(Provided data)

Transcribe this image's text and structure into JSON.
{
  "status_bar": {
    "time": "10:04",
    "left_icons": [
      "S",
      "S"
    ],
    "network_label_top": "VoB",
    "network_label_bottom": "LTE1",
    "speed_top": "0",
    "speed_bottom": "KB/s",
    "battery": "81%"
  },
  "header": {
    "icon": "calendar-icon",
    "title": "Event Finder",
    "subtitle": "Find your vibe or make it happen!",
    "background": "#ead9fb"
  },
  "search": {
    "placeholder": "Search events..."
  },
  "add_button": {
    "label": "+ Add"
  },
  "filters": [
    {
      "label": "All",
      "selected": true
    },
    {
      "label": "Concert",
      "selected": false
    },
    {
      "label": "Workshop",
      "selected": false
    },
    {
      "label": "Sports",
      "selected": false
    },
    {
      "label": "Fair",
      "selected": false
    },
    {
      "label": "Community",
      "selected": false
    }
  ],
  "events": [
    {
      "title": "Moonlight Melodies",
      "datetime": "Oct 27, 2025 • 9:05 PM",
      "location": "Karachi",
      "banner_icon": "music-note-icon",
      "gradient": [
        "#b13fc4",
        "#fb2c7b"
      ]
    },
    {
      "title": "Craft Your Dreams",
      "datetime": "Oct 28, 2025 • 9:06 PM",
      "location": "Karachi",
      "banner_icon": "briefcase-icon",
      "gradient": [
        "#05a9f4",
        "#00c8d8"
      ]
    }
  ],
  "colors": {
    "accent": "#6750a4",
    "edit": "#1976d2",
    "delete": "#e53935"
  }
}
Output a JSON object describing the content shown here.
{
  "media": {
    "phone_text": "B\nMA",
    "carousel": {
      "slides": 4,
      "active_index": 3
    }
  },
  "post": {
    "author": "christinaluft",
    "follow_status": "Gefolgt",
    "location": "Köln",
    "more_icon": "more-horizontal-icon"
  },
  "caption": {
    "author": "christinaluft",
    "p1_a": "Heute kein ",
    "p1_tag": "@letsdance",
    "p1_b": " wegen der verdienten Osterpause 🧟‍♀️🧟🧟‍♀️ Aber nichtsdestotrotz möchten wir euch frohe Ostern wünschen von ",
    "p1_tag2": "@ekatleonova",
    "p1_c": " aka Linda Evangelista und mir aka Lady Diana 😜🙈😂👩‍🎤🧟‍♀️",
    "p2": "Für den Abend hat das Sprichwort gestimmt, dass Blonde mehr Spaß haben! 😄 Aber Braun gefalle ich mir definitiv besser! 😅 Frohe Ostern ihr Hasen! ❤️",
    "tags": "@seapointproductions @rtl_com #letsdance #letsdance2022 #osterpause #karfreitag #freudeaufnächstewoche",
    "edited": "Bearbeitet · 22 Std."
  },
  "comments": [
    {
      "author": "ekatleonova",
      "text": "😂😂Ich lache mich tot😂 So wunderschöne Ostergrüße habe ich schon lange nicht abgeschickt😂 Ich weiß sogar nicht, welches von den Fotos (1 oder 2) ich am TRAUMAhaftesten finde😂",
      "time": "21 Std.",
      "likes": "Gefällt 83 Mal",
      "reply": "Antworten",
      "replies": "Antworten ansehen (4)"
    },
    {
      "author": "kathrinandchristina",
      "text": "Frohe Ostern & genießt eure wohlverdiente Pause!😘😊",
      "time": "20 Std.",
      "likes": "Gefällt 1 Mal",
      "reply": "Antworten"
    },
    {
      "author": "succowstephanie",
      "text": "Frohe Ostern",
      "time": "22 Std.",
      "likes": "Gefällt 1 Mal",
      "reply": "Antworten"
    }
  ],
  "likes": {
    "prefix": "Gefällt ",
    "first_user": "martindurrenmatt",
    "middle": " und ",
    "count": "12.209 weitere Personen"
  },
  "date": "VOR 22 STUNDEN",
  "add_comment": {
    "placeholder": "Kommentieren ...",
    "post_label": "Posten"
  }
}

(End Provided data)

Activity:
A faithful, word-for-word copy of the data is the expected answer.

Exercise solution:
Transcribe this image's text and structure into JSON.
{
  "status_bar": {
    "time": "10:04",
    "left_icons": [
      "S",
      "S"
    ],
    "network_label_top": "VoB",
    "network_label_bottom": "LTE1",
    "speed_top": "0",
    "speed_bottom": "KB/s",
    "battery": "81%"
  },
  "header": {
    "icon": "calendar-icon",
    "title": "Event Finder",
    "subtitle": "Find your vibe or make it happen!",
    "background": "#ead9fb"
  },
  "search": {
    "placeholder": "Search events..."
  },
  "add_button": {
    "label": "+ Add"
  },
  "filters": [
    {
      "label": "All",
      "selected": true
    },
    {
      "label": "Concert",
      "selected": false
    },
    {
      "label": "Workshop",
      "selected": false
    },
    {
      "label": "Sports",
      "selected": false
    },
    {
      "label": "Fair",
      "selected": false
    },
    {
      "label": "Community",
      "selected": false
    }
  ],
  "events": [
    {
      "title": "Moonlight Melodies",
      "datetime": "Oct 27, 2025 • 9:05 PM",
      "location": "Karachi",
      "banner_icon": "music-note-icon",
      "gradient": [
        "#b13fc4",
        "#fb2c7b"
      ]
    },
    {
      "title": "Craft Your Dreams",
      "datetime": "Oct 28, 2025 • 9:06 PM",
      "location": "Karachi",
      "banner_icon": "briefcase-icon",
      "gradient": [
        "#05a9f4",
        "#00c8d8"
      ]
    }
  ],
  "colors": {
    "accent": "#6750a4",
    "edit": "#1976d2",
    "delete": "#e53935"
  }
}
Output a JSON object describing the content shown here.
{
  "media": {
    "phone_text": "B\nMA",
    "carousel": {
      "slides": 4,
      "active_index": 3
    }
  },
  "post": {
    "author": "christinaluft",
    "follow_status": "Gefolgt",
    "location": "Köln",
    "more_icon": "more-horizontal-icon"
  },
  "caption": {
    "author": "christinaluft",
    "p1_a": "Heute kein ",
    "p1_tag": "@letsdance",
    "p1_b": " wegen der verdienten Osterpause 🧟‍♀️🧟🧟‍♀️ Aber nichtsdestotrotz möchten wir euch frohe Ostern wünschen von ",
    "p1_tag2": "@ekatleonova",
    "p1_c": " aka Linda Evangelista und mir aka Lady Diana 😜🙈😂👩‍🎤🧟‍♀️",
    "p2": "Für den Abend hat das Sprichwort gestimmt, dass Blonde mehr Spaß haben! 😄 Aber Braun gefalle ich mir definitiv besser! 😅 Frohe Ostern ihr Hasen! ❤️",
    "tags": "@seapointproductions @rtl_com #letsdance #letsdance2022 #osterpause #karfreitag #freudeaufnächstewoche",
    "edited": "Bearbeitet · 22 Std."
  },
  "comments": [
    {
      "author": "ekatleonova",
      "text": "😂😂Ich lache mich tot😂 So wunderschöne Ostergrüße habe ich schon lange nicht abgeschickt😂 Ich weiß sogar nicht, welches von den Fotos (1 oder 2) ich am TRAUMAhaftesten finde😂",
      "time": "21 Std.",
      "likes": "Gefällt 83 Mal",
      "reply": "Antworten",
      "replies": "Antworten ansehen (4)"
    },
    {
      "author": "kathrinandchristina",
      "text": "Frohe Ostern & genießt eure wohlverdiente Pause!😘😊",
      "time": "20 Std.",
      "likes": "Gefällt 1 Mal",
      "reply": "Antworten"
    },
    {
      "author": "succowstephanie",
      "text": "Frohe Ostern",
      "time": "22 Std.",
      "likes": "Gefällt 1 Mal",
      "reply": "Antworten"
    }
  ],
  "likes": {
    "prefix": "Gefällt ",
    "first_user": "martindurrenmatt",
    "middle": " und ",
    "count": "12.209 weitere Personen"
  },
  "date": "VOR 22 STUNDEN",
  "add_comment": {
    "placeholder": "Kommentieren ...",
    "post_label": "Posten"
  }
}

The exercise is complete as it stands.